From their diverse vineyards to your table, Babich wines offer a direct connection to New Zealand, the beautiful country they call home. The love of the craft. Doing things by hand. And caring for the land. They’re all ingredients of Babich's slow, careful process in an ever-changing, always-on world. They wouldn’t have it any other way.
People thought Josip Babich was crazy back in 1912. Planting vines in remote New Zealand, then patiently making wine the difficult way – with vision, thoughtfulness, ingenuity, and true craft. That hard-working spirit is something that still runs deep in their veins today; and they'll keep ‘paying it forward’ for as long as they exist.
Babich will never stop striving to delight wine drinkers and make the everyday extraordinary – so you can taste the care that goes into their wines. From grape, to glass. Every time.
An eclectic region on the east coast of the North Island, Hawkes Bay extends from wide, fertile, coastal plains, inland, to the coast range, whose peaks reach as high as 5,300 feet. While the flatter areas were historically more popular because they are easier to cultivate, their alluvial soils can be too fertile for vines. In the late 20th century, the drive for quality led growers to the hills where soils are free-draining, limestone-rich and more suited to producing high quality wines.
Over the passing of time, the old Ngaruroro River laid down deep, gravelly beds, which were subsequently exposed after a huge flood in the 1860’s. In the 1980s growers identified this stretch, which continues for approximately 800 ha, and named it the Gimblett Gravels. The zone has proven to be ideal for the production of excellent red wines, particularly Cabernet Sauvignon, Merlot and Syrah.
Today the area takes well-earned recognition for its Bordeaux blends and other reds. Expressive of intense stewed red and black berry with gentle herbaceous characters, Gimblett Gravels wines are suggestive of their cool climate origin, and on par with other top-notch Bordeaux blends around the globe.
One of the most popular and versatile white wine grapes, Chardonnay offers a wide range of flavors and styles depending on where it is grown and how it is made. While it tends to flourish in most environments, Chardonnay from its Burgundian homeland produces some of the most remarkable and longest lived examples. California produces both oaky, buttery styles and leaner, European-inspired wines.
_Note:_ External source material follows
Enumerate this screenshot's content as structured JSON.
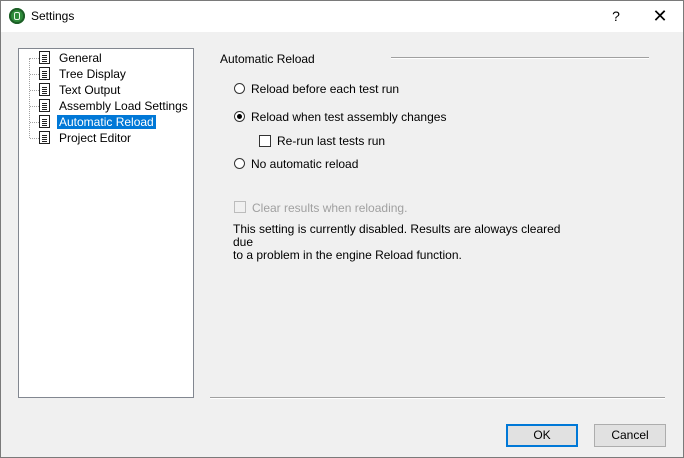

Somm Secret—The Burgundian subregion of Chablis, while typically using older oak barrels, produces a bright style similar to the unoaked style. Anyone who doesn't like oaky Chardonnay would likely enjoy Chablis.